* [EXERCISE DESCRIPTION]: What you return should be the lines of the data containing "heading", each in full.
*** Opening of EXTRACTED ENTRIES ***
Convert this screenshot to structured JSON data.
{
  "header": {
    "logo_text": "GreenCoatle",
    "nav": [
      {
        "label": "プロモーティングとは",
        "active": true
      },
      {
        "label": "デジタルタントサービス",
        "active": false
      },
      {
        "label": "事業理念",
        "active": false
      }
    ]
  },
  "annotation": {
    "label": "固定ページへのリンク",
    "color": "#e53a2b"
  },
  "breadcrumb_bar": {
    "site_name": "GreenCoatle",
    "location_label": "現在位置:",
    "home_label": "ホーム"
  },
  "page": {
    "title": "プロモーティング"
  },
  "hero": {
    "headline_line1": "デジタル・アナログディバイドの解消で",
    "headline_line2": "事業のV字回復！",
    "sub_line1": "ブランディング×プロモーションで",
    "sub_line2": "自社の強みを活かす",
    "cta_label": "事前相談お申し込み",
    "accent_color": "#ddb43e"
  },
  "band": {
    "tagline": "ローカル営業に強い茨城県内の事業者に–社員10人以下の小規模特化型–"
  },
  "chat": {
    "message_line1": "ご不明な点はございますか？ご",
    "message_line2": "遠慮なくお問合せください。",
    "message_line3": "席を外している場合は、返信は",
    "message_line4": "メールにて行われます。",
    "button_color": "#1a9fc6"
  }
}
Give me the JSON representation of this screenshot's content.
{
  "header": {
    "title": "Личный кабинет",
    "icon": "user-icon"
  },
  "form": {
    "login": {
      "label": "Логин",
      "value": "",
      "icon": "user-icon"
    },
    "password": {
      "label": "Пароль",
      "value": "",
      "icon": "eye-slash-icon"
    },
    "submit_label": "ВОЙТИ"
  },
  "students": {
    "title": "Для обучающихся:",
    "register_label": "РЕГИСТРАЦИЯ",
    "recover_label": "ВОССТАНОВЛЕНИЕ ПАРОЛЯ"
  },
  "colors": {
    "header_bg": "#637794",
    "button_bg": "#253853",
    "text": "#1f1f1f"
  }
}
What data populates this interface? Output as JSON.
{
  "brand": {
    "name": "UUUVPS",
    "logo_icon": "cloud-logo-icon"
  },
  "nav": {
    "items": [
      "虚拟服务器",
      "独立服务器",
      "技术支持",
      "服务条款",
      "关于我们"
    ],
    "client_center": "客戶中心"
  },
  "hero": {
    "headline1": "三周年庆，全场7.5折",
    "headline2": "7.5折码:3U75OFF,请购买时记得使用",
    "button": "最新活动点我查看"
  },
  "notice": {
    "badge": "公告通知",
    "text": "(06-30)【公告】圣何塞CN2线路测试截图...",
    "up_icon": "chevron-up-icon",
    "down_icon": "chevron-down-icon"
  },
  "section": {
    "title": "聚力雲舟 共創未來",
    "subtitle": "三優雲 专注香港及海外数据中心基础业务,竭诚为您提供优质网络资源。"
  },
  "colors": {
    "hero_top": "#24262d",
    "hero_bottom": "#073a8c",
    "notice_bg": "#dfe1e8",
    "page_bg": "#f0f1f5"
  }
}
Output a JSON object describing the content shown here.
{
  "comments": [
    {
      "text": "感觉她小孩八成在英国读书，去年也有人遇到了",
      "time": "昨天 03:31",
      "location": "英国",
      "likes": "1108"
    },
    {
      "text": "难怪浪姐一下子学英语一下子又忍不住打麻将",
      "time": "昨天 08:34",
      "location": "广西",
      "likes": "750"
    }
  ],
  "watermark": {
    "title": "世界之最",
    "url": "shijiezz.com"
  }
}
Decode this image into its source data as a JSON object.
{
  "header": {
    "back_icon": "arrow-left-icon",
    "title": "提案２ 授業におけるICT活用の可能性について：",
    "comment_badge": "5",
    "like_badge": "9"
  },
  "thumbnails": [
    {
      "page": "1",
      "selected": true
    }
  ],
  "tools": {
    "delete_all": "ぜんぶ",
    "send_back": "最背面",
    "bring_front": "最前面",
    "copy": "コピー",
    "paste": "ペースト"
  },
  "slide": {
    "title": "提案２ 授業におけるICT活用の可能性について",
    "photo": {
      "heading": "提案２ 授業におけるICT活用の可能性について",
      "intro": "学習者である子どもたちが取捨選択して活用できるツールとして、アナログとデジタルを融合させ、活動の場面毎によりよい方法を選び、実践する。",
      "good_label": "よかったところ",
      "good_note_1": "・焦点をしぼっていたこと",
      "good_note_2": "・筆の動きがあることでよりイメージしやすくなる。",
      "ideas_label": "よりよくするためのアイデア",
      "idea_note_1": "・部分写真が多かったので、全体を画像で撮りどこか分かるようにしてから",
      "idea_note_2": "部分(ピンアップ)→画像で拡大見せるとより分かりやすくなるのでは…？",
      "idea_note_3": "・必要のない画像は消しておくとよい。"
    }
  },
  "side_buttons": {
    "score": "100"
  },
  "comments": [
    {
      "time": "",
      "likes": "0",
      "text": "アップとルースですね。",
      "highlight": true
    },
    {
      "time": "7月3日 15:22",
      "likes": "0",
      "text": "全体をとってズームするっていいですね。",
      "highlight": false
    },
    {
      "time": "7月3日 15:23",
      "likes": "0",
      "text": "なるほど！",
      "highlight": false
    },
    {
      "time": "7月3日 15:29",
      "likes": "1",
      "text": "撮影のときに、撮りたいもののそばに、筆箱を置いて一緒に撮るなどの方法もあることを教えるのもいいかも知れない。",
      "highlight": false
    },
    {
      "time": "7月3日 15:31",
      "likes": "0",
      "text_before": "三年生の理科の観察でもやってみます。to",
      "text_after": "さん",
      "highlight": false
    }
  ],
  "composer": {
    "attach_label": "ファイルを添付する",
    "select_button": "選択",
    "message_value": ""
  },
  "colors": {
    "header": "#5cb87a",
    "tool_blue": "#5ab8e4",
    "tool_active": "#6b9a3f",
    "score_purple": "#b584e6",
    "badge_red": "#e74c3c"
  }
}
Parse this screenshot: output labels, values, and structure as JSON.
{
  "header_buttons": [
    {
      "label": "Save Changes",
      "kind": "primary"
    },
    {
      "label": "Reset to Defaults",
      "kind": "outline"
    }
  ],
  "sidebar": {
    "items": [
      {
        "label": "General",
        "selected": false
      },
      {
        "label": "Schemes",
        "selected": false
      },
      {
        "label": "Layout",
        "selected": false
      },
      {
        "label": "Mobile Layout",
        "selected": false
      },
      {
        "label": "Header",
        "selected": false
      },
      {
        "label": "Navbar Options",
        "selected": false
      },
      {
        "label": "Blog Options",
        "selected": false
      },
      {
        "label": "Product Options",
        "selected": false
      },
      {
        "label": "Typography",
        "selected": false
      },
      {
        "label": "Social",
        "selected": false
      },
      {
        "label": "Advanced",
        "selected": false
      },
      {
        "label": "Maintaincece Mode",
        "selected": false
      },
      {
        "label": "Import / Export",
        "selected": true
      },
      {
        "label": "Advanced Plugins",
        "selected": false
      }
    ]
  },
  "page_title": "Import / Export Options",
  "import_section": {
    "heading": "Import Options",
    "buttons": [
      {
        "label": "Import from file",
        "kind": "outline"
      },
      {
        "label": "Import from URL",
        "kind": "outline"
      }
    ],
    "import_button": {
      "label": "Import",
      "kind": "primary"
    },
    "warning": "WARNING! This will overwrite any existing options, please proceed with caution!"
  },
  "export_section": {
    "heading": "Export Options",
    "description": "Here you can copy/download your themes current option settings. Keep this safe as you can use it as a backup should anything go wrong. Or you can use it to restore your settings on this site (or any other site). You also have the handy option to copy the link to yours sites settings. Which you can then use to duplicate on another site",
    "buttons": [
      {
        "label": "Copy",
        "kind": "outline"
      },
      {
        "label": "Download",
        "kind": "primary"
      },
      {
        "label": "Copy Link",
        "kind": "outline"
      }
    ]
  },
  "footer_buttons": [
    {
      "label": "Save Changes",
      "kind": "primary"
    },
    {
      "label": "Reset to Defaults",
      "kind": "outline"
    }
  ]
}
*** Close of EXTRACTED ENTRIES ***
* [COMPLETED EXERCISE]:
      "heading": "提案２ 授業におけるICT活用の可能性について",
    "heading": "Import Options",
    "heading": "Export Options",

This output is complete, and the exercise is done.